Click on the below links to hear each speaker’s segment of the panel.
Alliance for Metropolitan Stability
“As many people who’ve done work on statewide coalitions or issue advocacy coalitions, there’s a real tension at the heart of a lot of these issues especially when it comes to racial equity issues…A lot of the issue advocacy organizations in our state or in our region are not led by people of color, are not necessarily based in an analysis that leads with race equity…There’s also a challenge…when building these coalitions…there’s a number of players that need to be at the table. Not all of them share a racial equity analysis – that’s an understatement. Many of them are literally turned off by the conversation around race…that’s a tension that’s there. But again for the Alliance [for Metropolitan Stability] – we put racial equity in front and center of our mission and hold that lens wherever we go. It’s a challenge again to how we think about building power within, for our member organizations, for our own organization and for communities on the ground.”
Community Development Director
“One of the things that I think has helped us along the way [of determining and implementing processes for supporting affordable housing] is some really strong leadership – both within our organization itself, with our commissioner Mary Tingerthol – deciding that equity, that community engagement, that engaging with communities in different ways and having voices at the table in different ways as we are making our decisions was something that we care about even if we didn’t know how to do it. And then also I think particularly when you look at the Twin Cities region, having some very strong leaders who are increasingly coming together and thinking about the way that we talk about equity and the way that we talk about disparities and the connection that equity and public investments have with each other in a more coordinated way. I think that helps us make changes in the work that we do.”
African Career, Education & Resource, Inc.

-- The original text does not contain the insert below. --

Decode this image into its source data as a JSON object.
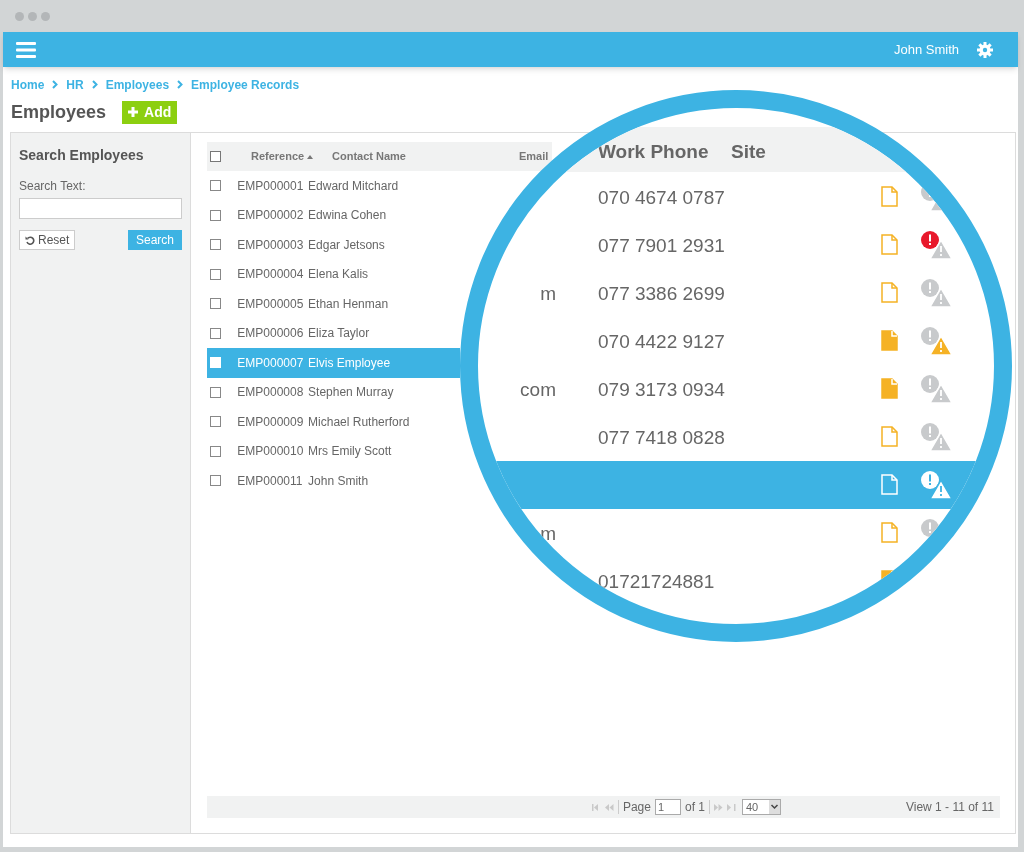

“The Northwest suburbs are the new frontier…Brooklyn Center is 51-49, it’s the only majority minority city in the state. But if you would look at the representation, the elected officials there, it would give you a completely different picture – even the folks that work at city hall would give you a completely different picture…Brooklyn Park [population] is officially 48% minority…But Brooklyn Park has less than 2% people of color that work at the city and zero on the city council…The organization that I work with [African Career, Education & Resource (ACER) has] been trying to build relationships, build bridges all across the board…Our primary target audience is African immigrants, African Americans and all the minority groups…For some of us who have been fortunate to work with institutions like the U of M and other places, we know what needs to happen; we know some of the deficits that exist in some of these mainstream organizations. So we try to serve as a bridge to connect our community, the larger minority community, with a lot of these mainstream institutions and say okay, how can you help us? We’ve identified the needs, how can you help us deliver to our folks?”
“Nexus Community Partners believes that a competitive and inclusive region is one in which members of all racial, ethnic and income groups have opportunities to live and work in all parts of the region; have access to living wage jobs; and equitably benefit from local and regional opportunities.”
Click here to read more (Minnesota Council of Nonprofits Newsletter 2014; page 4).